PROBLEM DESCRIPTION -> Please return all of the data exactly as written.

App and web page records ->
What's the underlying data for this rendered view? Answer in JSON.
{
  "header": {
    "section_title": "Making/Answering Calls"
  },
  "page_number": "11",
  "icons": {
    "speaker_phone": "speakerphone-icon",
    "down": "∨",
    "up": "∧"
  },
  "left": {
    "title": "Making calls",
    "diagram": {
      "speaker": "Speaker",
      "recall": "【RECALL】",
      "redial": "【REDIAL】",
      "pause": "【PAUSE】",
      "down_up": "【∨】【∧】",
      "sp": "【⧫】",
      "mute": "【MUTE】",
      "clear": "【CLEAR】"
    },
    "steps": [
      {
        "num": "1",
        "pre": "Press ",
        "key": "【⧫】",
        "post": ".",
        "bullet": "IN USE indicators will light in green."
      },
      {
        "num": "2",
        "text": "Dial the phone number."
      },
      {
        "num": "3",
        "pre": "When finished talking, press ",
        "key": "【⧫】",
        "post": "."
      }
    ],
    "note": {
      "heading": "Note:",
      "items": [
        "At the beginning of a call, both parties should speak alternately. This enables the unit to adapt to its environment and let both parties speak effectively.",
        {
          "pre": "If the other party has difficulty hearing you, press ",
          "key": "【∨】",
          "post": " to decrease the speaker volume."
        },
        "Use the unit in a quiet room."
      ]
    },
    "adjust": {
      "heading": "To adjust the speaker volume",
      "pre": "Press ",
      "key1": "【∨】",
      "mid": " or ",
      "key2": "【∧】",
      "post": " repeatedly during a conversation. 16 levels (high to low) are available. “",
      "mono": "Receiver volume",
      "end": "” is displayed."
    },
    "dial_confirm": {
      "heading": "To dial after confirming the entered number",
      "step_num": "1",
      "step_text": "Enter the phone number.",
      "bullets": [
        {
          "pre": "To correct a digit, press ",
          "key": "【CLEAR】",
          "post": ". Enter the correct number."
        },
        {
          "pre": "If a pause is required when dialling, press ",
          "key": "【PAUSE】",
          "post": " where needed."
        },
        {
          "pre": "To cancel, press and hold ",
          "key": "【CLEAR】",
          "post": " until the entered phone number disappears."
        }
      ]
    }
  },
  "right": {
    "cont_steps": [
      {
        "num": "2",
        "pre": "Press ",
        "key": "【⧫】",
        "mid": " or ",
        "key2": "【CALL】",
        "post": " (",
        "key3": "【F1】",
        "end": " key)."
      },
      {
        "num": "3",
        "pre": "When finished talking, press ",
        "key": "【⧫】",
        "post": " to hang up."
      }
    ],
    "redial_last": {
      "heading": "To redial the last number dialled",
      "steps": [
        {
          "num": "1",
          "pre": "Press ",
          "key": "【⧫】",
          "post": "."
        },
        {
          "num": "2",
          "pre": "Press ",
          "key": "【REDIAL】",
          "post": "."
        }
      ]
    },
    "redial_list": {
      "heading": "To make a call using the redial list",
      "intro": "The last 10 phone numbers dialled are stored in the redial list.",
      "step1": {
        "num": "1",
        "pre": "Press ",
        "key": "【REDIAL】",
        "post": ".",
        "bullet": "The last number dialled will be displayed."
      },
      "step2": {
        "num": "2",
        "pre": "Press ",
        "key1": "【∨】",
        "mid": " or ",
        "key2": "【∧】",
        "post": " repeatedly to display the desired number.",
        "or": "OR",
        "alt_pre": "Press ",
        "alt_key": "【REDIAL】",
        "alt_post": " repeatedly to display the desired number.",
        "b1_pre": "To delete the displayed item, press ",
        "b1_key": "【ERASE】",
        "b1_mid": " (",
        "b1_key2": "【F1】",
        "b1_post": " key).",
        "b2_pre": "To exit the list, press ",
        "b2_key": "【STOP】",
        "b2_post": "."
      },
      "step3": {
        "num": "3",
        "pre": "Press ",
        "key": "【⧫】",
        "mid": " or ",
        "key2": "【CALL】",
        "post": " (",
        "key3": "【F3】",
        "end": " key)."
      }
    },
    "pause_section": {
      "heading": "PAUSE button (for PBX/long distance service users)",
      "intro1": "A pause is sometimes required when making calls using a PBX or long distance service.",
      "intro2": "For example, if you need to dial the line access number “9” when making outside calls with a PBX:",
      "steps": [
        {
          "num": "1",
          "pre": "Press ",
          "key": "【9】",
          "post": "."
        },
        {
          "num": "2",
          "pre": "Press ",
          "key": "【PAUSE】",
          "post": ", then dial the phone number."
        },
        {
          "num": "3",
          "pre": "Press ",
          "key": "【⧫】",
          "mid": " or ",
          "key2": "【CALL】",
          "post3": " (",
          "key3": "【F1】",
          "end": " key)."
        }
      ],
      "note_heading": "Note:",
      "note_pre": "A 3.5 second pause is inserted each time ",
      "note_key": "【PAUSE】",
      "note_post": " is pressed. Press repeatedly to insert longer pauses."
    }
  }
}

ANSWER TO THIS TASK ->
What's the underlying data for this rendered view? Answer in JSON.
{
  "header": {
    "section_title": "Making/Answering Calls"
  },
  "page_number": "11",
  "icons": {
    "speaker_phone": "speakerphone-icon",
    "down": "∨",
    "up": "∧"
  },
  "left": {
    "title": "Making calls",
    "diagram": {
      "speaker": "Speaker",
      "recall": "【RECALL】",
      "redial": "【REDIAL】",
      "pause": "【PAUSE】",
      "down_up": "【∨】【∧】",
      "sp": "【⧫】",
      "mute": "【MUTE】",
      "clear": "【CLEAR】"
    },
    "steps": [
      {
        "num": "1",
        "pre": "Press ",
        "key": "【⧫】",
        "post": ".",
        "bullet": "IN USE indicators will light in green."
      },
      {
        "num": "2",
        "text": "Dial the phone number."
      },
      {
        "num": "3",
        "pre": "When finished talking, press ",
        "key": "【⧫】",
        "post": "."
      }
    ],
    "note": {
      "heading": "Note:",
      "items": [
        "At the beginning of a call, both parties should speak alternately. This enables the unit to adapt to its environment and let both parties speak effectively.",
        {
          "pre": "If the other party has difficulty hearing you, press ",
          "key": "【∨】",
          "post": " to decrease the speaker volume."
        },
        "Use the unit in a quiet room."
      ]
    },
    "adjust": {
      "heading": "To adjust the speaker volume",
      "pre": "Press ",
      "key1": "【∨】",
      "mid": " or ",
      "key2": "【∧】",
      "post": " repeatedly during a conversation. 16 levels (high to low) are available. “",
      "mono": "Receiver volume",
      "end": "” is displayed."
    },
    "dial_confirm": {
      "heading": "To dial after confirming the entered number",
      "step_num": "1",
      "step_text": "Enter the phone number.",
      "bullets": [
        {
          "pre": "To correct a digit, press ",
          "key": "【CLEAR】",
          "post": ". Enter the correct number."
        },
        {
          "pre": "If a pause is required when dialling, press ",
          "key": "【PAUSE】",
          "post": " where needed."
        },
        {
          "pre": "To cancel, press and hold ",
          "key": "【CLEAR】",
          "post": " until the entered phone number disappears."
        }
      ]
    }
  },
  "right": {
    "cont_steps": [
      {
        "num": "2",
        "pre": "Press ",
        "key": "【⧫】",
        "mid": " or ",
        "key2": "【CALL】",
        "post": " (",
        "key3": "【F1】",
        "end": " key)."
      },
      {
        "num": "3",
        "pre": "When finished talking, press ",
        "key": "【⧫】",
        "post": " to hang up."
      }
    ],
    "redial_last": {
      "heading": "To redial the last number dialled",
      "steps": [
        {
          "num": "1",
          "pre": "Press ",
          "key": "【⧫】",
          "post": "."
        },
        {
          "num": "2",
          "pre": "Press ",
          "key": "【REDIAL】",
          "post": "."
        }
      ]
    },
    "redial_list": {
      "heading": "To make a call using the redial list",
      "intro": "The last 10 phone numbers dialled are stored in the redial list.",
      "step1": {
        "num": "1",
        "pre": "Press ",
        "key": "【REDIAL】",
        "post": ".",
        "bullet": "The last number dialled will be displayed."
      },
      "step2": {
        "num": "2",
        "pre": "Press ",
        "key1": "【∨】",
        "mid": " or ",
        "key2": "【∧】",
        "post": " repeatedly to display the desired number.",
        "or": "OR",
        "alt_pre": "Press ",
        "alt_key": "【REDIAL】",
        "alt_post": " repeatedly to display the desired number.",
        "b1_pre": "To delete the displayed item, press ",
        "b1_key": "【ERASE】",
        "b1_mid": " (",
        "b1_key2": "【F1】",
        "b1_post": " key).",
        "b2_pre": "To exit the list, press ",
        "b2_key": "【STOP】",
        "b2_post": "."
      },
      "step3": {
        "num": "3",
        "pre": "Press ",
        "key": "【⧫】",
        "mid": " or ",
        "key2": "【CALL】",
        "post": " (",
        "key3": "【F3】",
        "end": " key)."
      }
    },
    "pause_section": {
      "heading": "PAUSE button (for PBX/long distance service users)",
      "intro1": "A pause is sometimes required when making calls using a PBX or long distance service.",
      "intro2": "For example, if you need to dial the line access number “9” when making outside calls with a PBX:",
      "steps": [
        {
          "num": "1",
          "pre": "Press ",
          "key": "【9】",
          "post": "."
        },
        {
          "num": "2",
          "pre": "Press ",
          "key": "【PAUSE】",
          "post": ", then dial the phone number."
        },
        {
          "num": "3",
          "pre": "Press ",
          "key": "【⧫】",
          "mid": " or ",
          "key2": "【CALL】",
          "post3": " (",
          "key3": "【F1】",
          "end": " key)."
        }
      ],
      "note_heading": "Note:",
      "note_pre": "A 3.5 second pause is inserted each time ",
      "note_key": "【PAUSE】",
      "note_post": " is pressed. Press repeatedly to insert longer pauses."
    }
  }
}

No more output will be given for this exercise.